Gerardo VITAL, Plaintiff-Respondent, v. The CITY OF NEW York, et al., Defendants, Ry Management Co., Inc., et al., Defendants-Appellants, Millenium Restoration Corp., Defendant-Respondent.

Decided: August 09, 2007

ANDRIAS, J.P., SAXE, NARDELLI, WILLIAMS, CATTERSON, JJ. Margaret G. Klein & Associates, New York (Eugene Guarneri of counsel), for appellants. Ronemus & Vilensky, New York (Robin Mary Heaney of counsel), for Gerardo Vital, respondent. Smith Mazure Director Wilkins Young & Yagerman, P.C., New York (Louis H. Klein of counsel), for Millenium Restoration Corp., respondent.

Order, Supreme Court, Bronx County (Wilma Guzman, J.), entered March 16, 2006, which, to the extent appealed from, denied the cross motion for summary judgment by defendants Ry Management and Keith Plaza to dismiss plaintiff's claims under Labor Law § 200 and § 241(6), and for contractual indemnity against defendant Millenium Restoration, unanimously modified, on the law, and summary judgment granted as to defendants Ry Management and Keith Plaza on the remaining Labor Law claims, and otherwise affirmed, without costs.   The Clerk is directed to enter judgment in favor of defendants-appellants dismissing the complaint as against them.
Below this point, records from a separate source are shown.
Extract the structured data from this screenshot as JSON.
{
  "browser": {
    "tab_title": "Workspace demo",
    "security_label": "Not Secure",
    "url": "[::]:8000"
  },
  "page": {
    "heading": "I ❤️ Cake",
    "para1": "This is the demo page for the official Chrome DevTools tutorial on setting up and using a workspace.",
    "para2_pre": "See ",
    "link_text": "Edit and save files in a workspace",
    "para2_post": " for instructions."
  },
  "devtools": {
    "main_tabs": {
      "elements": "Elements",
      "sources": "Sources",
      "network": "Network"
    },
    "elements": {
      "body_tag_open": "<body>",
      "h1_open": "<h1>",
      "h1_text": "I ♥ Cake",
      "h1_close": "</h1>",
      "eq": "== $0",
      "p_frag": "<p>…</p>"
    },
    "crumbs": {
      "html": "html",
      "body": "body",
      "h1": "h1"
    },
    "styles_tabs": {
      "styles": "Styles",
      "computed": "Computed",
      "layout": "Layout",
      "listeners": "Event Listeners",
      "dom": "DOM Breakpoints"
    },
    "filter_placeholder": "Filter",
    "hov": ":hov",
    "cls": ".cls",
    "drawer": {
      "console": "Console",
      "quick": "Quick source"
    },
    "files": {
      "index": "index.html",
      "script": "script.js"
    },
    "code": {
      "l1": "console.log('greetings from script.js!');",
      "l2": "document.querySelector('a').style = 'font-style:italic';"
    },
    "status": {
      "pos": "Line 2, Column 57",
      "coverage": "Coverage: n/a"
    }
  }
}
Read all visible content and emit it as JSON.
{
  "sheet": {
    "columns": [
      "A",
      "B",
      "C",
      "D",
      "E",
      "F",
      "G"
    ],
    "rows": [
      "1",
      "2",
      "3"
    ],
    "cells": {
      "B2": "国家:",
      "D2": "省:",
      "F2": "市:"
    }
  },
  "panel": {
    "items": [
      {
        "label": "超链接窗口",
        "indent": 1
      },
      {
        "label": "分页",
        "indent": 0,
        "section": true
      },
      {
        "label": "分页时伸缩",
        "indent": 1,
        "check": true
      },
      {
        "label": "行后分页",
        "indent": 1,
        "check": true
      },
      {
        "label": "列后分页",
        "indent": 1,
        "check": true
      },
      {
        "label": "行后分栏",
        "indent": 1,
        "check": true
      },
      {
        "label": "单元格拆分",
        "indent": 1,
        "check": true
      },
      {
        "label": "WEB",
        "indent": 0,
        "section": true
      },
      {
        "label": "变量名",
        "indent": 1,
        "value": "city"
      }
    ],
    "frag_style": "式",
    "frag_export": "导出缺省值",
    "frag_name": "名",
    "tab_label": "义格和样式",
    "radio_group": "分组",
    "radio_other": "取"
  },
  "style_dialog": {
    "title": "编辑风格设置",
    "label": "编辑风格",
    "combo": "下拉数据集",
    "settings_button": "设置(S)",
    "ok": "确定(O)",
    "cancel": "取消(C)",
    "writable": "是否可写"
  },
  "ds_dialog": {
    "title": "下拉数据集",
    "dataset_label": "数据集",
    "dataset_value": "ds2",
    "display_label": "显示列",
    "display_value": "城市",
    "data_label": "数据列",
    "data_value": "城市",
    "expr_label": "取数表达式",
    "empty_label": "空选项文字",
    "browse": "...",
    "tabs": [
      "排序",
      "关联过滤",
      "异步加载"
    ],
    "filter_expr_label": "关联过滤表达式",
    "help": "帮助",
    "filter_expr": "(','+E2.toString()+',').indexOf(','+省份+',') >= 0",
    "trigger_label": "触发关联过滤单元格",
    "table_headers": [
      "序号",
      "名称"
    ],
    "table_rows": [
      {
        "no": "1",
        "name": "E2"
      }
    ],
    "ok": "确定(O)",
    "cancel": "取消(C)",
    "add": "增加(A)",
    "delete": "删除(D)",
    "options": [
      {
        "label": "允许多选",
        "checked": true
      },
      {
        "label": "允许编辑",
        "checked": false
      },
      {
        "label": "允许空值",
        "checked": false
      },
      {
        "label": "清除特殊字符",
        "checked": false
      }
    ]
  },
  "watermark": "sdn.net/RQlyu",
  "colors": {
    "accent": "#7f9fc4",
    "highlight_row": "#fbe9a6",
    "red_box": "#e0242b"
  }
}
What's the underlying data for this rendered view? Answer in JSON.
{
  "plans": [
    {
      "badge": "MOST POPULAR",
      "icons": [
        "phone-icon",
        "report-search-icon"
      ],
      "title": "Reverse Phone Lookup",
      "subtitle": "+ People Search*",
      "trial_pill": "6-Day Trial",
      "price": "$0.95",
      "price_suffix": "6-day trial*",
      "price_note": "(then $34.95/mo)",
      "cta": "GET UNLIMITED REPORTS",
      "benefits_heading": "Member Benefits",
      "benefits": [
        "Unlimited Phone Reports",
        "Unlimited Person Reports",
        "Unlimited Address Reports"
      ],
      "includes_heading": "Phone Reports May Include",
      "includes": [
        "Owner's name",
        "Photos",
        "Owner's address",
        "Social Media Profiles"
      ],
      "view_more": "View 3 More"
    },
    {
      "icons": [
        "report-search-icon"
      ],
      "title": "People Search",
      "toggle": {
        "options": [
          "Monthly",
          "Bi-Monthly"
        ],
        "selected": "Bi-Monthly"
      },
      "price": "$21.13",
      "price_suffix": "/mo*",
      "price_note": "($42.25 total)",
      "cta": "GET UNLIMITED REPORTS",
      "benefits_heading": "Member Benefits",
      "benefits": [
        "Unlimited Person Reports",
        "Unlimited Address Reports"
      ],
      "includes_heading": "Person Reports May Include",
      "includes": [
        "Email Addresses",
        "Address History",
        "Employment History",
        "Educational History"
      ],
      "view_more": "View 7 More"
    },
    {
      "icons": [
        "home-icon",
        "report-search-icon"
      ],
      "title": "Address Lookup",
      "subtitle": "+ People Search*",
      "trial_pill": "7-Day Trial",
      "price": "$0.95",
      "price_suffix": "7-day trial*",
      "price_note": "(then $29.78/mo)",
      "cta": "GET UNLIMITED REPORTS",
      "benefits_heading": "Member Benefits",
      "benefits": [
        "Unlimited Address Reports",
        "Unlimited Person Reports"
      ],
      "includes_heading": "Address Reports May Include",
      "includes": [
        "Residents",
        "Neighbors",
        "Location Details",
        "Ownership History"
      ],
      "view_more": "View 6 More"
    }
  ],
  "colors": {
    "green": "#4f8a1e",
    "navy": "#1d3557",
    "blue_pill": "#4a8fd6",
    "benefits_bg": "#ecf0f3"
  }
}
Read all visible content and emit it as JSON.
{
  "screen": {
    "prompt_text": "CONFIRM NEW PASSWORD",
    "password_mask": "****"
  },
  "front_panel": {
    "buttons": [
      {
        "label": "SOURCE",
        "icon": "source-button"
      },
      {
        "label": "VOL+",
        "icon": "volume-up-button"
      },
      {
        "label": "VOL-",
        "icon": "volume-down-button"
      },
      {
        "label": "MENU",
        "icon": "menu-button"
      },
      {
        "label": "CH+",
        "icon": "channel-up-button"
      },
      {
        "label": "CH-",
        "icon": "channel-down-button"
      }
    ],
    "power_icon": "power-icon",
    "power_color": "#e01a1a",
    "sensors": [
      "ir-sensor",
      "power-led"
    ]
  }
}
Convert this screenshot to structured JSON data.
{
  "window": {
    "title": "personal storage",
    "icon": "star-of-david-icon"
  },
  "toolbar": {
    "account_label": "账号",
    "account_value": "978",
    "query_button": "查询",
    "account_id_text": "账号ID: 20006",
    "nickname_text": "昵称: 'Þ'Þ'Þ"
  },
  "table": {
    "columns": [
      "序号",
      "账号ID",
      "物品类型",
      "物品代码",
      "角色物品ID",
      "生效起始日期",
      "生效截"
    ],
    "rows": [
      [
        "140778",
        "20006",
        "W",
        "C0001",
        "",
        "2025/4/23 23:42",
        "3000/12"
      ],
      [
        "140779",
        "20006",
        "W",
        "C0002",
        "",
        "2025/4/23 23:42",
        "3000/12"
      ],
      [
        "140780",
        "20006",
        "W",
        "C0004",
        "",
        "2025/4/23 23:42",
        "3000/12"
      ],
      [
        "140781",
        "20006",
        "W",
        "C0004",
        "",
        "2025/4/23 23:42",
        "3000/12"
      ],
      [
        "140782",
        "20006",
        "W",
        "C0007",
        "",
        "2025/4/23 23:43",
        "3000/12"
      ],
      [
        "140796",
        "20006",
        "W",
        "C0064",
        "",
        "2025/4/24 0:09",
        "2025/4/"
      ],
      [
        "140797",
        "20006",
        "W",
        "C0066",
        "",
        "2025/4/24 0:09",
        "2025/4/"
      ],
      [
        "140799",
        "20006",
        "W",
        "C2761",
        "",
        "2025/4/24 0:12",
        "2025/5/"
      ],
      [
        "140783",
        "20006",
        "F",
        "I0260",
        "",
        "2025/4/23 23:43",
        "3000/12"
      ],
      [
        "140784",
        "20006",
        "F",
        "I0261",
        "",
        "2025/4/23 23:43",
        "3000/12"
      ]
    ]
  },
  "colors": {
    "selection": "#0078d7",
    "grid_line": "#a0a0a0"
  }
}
Plaintiff, an employee of subcontractor LP General Contracting LP, brought this Labor Law action against defendants Ry Management, the manager of an apartment complex at 2475 Southern Boulevard in the Bronx, and Keith Plaza, the owner of the premises (collectively, “the owners”), for injuries he allegedly sustained when he slipped and fell on a sandwich wrapper and/or wet tar on the roof of the premises.   The owners hired Millenium Restoration to replace the roof at the premises, and Millenium subsequently hired LP to perform that task.   Pursuant to the contract between the owners and Millenium, the latter agreed to indemnify and hold harmless the owners and their agents from any liability arising from negligence on the part of Millenium and its agents in the performance of their work, except for negligence solely by the owners or their agents.

Plaintiff alleged, inter alia, that the owners violated Labor Law § 200, § 240(1) and § 241(6).   Supreme Court, inter alia, granted the owners' cross motion for summary dismissal of the § 240(1) claim, denied their motions for summary judgment dismissing the claims under § 200 and § 241(6), and denied their cross motion for summary judgment on their cross claim for common-law and contractual indemnification against Millenium.

 The court erred in denying the owners' cross motion for summary judgment dismissing the Labor Law § 200 claim, since there was no evidence that the owners supervised or controlled plaintiff's work, or created or knew of the allegedly hazardous conditions on the roof (see Kinirons v. Teachers Ins. & Annuity Assn. of Am., 34 A.D.3d 237, 828 N.Y.S.2d 293 [2006] ).

 The court also incorrectly denied the owners' cross motion for summary judgment dismissal of the Labor Law § 241(6) claim, since there was no issue of fact as to whether there was a violation of Industrial Code (12 NYCRR) § 23-1.7(e)(2).   The sandwich wrapper on which plaintiff allegedly slipped does not qualify as “debris” under that provision of the Code (cf. Canning v. Barneys N.Y., 289 A.D.2d 32, 35, 734 N.Y.S.2d 116 [2001] ).   There is no evidence of record that the sandwich wrapper was anything more than a transient piece of paper;  it did not amount to an “accumulation ․ of dirt and debris” sufficient to constitute a violation of the code.   Any tar that accumulated on the roof was a product of the very activity that plaintiff was performing;  and, as such, it too did not constitute dirt or debris within the meaning of the Code.

We have considered plaintiff's remaining claims and find them to be without merit.